What was your exposure to the issue of abortion growing up? I grew up in El Paso’s Hispanic community. It’s primarily Roman Catholic and very pro-life. I grew up knowing I was pro-life without ever seeing the compassion for the women who do choose abortion.

What percentage of your clients at the pregnancy center are Hispanic—and what differences do you notice between the first-generation immigrants and those with families who have been around longer? Probably 75 percent. Most of our clients are U.S. citizens, probably second-generation families. We have had clients who say they just came to the country. Most of those are usually further along in their pregnancies, and they’re just looking for help with getting connected to medical care or continuing the pregnancy. They’re usually not planning to abort. Most are single and don’t have other children. They live with their parents and are fully dependent on them.

Tell me about one of your Hispanic clients whose situation reflects what many of your clients go through. I had a client recently who was considering abortion. She was unmarried, in college, between 18 and 20, and in shock and denial when she first came in—which is also common among the young women we see. She hadn’t told her family, but one parent was more on the pro-life side, and she believed the other parent would be a lot more understanding if she did go through with an abortion because she was so young.

What happened? After going through our coronavirus screening process, she gave a urine sample for the pregnancy test. The test came back positive, and we went over all her options with her. This client in particular needed to vent about her denial and her frustration with the timing of the pregnancy. We went over the facts about abortion. She agreed to come back for an ultrasound with her partner. She didn’t come out and say she chose life, but she said she had a lot more to think about. We last saw her a couple of weeks ago. 

How often are you able to talk your abortion-minded clients out of abortions? We don’t talk them out of it. We can’t do that. But we do present the facts. A lot of men and women have no knowledge of what an abortion entails, thinking it’s just a Band-Aid–type fix. Many aren’t really well-educated on how a fetus develops in the womb. Ultrasounds help give them a visual on the pregnancy, and other information helps their decision-making process.
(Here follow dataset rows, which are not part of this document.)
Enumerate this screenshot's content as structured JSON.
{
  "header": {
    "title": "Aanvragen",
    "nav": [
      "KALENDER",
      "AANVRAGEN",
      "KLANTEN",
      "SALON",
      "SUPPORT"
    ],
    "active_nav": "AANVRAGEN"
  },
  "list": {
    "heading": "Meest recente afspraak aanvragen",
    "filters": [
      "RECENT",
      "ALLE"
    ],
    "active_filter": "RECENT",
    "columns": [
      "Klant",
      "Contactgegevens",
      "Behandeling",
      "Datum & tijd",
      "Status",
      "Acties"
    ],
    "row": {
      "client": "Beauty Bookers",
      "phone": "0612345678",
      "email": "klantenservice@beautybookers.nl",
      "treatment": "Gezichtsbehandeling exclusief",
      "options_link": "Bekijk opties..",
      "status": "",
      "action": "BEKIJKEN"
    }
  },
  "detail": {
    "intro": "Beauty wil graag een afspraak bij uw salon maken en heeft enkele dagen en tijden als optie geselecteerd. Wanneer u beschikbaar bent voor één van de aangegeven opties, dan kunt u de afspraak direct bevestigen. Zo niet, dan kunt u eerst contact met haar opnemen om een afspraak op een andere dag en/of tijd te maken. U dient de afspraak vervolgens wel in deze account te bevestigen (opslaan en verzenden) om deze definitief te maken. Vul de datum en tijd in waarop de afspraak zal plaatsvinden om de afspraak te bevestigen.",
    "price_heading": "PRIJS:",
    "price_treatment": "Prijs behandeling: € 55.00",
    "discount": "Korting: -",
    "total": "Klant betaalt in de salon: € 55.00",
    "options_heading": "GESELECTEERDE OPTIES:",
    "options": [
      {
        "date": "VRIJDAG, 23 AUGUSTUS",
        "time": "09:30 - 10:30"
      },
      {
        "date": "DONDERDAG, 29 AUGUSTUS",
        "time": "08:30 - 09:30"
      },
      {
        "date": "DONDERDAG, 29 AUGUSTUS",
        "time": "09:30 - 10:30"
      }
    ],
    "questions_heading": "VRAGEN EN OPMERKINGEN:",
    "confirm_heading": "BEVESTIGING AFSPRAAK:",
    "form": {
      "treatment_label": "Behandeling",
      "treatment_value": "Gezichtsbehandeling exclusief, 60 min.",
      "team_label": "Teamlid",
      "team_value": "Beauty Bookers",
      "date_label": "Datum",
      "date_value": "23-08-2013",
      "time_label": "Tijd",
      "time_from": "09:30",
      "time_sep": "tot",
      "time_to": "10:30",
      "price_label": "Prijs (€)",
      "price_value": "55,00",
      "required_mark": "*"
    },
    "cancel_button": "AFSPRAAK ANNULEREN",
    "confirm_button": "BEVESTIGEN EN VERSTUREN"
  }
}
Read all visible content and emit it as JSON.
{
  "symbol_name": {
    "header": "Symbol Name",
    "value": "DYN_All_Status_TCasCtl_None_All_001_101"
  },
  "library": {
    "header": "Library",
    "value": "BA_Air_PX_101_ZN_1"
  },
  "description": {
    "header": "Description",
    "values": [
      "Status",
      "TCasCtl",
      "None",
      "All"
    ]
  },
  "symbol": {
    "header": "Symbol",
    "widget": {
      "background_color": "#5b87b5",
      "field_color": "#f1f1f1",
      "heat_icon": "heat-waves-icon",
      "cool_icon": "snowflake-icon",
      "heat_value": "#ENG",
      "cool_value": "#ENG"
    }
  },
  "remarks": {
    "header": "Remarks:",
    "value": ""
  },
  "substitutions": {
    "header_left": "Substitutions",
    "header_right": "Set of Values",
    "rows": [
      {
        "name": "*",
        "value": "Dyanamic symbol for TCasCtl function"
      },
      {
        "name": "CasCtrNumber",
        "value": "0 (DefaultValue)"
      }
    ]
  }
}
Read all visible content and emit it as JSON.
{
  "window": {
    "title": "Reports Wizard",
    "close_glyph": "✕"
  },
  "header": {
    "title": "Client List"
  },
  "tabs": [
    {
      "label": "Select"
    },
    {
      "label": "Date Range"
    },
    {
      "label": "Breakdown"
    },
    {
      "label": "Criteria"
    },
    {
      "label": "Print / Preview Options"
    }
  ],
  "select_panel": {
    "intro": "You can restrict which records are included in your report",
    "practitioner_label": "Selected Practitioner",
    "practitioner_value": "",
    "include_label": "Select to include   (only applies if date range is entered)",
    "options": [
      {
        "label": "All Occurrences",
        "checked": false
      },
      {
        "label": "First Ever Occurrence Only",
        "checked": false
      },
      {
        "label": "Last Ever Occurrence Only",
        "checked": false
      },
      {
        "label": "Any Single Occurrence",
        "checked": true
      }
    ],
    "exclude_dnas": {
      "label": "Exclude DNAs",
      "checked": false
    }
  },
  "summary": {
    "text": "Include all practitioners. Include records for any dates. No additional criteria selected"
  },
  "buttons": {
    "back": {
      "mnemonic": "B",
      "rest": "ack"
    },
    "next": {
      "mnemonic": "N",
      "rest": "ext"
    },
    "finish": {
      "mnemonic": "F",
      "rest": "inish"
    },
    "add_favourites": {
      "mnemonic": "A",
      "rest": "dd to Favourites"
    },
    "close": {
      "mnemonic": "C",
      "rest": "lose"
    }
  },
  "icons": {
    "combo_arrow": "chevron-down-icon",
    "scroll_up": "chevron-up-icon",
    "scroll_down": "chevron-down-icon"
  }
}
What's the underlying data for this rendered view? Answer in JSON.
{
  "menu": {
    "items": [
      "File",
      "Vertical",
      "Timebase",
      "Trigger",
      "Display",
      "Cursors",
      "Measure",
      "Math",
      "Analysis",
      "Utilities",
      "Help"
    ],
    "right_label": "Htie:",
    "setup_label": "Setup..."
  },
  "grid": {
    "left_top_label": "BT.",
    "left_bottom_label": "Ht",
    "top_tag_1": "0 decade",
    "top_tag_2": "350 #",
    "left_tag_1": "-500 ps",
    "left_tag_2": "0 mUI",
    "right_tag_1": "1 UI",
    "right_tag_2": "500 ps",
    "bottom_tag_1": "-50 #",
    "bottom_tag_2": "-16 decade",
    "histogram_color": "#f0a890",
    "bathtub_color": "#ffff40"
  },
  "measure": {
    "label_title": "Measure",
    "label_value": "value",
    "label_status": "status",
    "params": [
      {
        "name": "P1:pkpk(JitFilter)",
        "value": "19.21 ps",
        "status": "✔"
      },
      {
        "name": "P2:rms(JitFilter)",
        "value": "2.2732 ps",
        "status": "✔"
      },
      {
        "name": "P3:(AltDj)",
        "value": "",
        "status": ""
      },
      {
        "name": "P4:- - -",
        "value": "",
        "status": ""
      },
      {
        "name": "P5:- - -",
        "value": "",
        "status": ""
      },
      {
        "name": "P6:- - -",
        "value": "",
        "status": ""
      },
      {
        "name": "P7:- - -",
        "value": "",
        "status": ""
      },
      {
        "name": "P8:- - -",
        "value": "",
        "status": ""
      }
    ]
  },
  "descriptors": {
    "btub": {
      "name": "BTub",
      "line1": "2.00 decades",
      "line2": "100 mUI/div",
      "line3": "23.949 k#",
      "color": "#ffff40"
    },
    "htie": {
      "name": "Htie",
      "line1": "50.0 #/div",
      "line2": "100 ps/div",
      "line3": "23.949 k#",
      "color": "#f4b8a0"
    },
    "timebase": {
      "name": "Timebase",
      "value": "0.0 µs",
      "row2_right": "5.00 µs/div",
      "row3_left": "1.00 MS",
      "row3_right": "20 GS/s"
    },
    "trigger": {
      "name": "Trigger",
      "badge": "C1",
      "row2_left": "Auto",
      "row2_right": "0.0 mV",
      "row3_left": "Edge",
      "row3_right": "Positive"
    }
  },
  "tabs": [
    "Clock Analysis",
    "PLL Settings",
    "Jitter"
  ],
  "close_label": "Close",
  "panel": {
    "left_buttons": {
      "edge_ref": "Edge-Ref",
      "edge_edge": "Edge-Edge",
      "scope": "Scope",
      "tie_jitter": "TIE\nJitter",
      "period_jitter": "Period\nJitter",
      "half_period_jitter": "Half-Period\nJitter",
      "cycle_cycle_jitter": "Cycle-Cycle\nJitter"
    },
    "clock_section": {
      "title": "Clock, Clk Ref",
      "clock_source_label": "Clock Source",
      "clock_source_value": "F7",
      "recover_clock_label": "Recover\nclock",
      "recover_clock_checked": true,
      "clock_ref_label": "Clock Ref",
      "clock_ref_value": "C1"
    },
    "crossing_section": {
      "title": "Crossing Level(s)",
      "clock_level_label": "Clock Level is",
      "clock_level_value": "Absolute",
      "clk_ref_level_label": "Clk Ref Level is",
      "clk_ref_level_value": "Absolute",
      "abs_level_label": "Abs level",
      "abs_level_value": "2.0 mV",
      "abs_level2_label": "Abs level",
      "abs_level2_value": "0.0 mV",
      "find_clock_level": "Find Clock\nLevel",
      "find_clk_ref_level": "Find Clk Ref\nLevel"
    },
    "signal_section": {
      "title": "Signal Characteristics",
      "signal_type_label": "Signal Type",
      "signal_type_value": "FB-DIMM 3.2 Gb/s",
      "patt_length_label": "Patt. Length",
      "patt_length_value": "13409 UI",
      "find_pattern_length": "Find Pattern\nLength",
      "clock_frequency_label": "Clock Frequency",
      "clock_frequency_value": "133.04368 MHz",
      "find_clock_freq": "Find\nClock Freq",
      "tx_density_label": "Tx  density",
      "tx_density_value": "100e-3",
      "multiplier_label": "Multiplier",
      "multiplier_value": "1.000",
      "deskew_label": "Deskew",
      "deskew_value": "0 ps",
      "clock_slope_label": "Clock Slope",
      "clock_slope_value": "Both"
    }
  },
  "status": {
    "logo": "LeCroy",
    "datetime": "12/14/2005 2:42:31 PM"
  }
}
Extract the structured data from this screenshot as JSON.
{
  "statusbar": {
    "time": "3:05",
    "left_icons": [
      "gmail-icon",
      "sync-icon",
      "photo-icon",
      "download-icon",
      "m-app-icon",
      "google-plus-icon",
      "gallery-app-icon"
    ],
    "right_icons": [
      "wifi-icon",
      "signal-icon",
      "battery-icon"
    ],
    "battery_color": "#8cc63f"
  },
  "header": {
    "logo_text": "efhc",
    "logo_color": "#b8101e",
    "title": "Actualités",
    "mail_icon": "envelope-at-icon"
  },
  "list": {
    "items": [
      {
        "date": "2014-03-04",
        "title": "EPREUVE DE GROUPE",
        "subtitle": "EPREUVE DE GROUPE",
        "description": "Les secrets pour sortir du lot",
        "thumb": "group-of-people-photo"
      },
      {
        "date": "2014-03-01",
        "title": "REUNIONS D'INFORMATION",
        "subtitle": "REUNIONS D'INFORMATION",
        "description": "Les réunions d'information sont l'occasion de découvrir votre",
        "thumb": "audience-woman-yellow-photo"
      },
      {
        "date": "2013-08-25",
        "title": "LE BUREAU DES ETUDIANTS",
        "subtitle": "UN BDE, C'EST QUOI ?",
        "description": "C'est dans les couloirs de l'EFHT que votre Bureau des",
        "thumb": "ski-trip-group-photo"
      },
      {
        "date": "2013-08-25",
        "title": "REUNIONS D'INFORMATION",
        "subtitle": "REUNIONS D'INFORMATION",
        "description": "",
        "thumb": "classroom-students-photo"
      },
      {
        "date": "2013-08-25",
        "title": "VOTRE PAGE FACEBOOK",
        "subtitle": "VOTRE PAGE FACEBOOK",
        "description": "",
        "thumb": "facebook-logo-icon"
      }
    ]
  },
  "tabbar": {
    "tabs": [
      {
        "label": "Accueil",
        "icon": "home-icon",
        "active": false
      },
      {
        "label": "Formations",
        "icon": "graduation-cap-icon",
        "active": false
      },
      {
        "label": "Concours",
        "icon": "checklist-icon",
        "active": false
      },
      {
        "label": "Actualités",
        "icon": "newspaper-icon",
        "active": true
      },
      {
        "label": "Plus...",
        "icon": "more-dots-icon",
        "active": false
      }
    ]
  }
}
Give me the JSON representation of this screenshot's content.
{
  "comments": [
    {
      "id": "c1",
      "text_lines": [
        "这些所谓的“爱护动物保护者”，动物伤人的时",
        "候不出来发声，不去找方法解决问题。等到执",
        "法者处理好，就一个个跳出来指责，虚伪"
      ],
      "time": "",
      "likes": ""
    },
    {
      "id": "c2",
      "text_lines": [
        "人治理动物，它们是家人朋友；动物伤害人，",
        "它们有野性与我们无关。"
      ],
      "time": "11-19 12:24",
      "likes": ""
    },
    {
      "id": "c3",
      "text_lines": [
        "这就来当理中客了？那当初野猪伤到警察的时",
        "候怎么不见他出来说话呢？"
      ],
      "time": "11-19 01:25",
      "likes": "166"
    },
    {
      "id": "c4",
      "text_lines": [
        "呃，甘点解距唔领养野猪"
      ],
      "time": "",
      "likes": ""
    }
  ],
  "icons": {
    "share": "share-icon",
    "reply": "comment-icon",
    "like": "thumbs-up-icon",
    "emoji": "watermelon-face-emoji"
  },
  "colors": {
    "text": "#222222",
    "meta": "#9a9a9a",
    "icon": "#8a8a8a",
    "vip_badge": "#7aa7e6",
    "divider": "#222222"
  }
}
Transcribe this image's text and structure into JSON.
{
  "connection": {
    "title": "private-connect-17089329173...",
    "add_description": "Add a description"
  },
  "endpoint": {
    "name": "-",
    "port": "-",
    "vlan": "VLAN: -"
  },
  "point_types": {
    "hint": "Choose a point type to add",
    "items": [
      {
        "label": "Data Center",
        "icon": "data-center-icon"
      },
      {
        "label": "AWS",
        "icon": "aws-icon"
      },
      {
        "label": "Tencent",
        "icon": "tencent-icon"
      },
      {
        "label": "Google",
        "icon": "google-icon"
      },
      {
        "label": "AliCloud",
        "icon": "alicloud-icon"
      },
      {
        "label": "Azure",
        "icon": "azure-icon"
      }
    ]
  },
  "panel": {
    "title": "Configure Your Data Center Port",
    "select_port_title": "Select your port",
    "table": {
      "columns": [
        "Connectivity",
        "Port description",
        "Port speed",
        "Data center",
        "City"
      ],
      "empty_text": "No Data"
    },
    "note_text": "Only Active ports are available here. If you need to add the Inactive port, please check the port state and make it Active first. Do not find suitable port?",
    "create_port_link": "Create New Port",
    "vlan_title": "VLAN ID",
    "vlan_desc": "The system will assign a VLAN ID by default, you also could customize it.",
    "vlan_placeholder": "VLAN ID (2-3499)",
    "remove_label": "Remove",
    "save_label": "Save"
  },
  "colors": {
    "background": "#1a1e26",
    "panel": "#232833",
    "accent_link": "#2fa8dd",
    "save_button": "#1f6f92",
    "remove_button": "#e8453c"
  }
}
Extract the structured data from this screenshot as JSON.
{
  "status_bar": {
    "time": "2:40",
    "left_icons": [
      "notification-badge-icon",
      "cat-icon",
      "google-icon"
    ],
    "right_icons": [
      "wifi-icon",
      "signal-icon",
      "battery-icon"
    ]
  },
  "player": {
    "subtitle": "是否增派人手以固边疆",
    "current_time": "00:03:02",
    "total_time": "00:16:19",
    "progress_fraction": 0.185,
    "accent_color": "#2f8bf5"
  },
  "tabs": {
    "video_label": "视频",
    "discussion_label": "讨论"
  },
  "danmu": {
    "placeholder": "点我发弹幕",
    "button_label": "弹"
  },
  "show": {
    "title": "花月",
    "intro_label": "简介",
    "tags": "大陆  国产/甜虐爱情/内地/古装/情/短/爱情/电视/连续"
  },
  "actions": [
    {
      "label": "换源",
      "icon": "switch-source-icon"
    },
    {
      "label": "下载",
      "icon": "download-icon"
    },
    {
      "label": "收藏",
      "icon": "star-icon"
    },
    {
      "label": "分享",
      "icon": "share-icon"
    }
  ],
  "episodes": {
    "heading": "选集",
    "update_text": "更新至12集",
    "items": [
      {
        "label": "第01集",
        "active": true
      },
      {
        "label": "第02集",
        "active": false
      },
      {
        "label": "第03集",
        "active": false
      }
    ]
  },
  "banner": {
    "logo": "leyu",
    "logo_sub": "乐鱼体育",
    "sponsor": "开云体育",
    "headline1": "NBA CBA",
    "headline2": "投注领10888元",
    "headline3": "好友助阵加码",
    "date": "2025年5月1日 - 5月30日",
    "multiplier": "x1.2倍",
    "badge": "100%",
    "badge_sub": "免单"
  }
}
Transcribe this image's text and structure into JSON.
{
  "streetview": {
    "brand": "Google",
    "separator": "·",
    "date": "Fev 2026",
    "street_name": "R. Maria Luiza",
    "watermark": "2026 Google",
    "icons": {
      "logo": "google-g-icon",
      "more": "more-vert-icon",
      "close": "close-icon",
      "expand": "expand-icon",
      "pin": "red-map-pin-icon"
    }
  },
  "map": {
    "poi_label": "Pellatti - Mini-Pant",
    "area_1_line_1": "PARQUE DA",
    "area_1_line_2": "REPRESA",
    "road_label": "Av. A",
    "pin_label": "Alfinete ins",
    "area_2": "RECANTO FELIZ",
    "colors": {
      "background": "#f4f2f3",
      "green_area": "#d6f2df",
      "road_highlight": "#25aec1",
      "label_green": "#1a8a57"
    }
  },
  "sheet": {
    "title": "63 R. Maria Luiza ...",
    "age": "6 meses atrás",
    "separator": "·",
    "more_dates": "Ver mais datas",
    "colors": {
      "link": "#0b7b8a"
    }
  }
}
What are typical results? A good percentage of women who come in considering abortion walk out of here either wanting to come back for an ultrasound later to make a final decision or leaving here ultimately choosing life for their baby. About 80 percent of our clients who receive an ultrasound and go through options counseling choose life.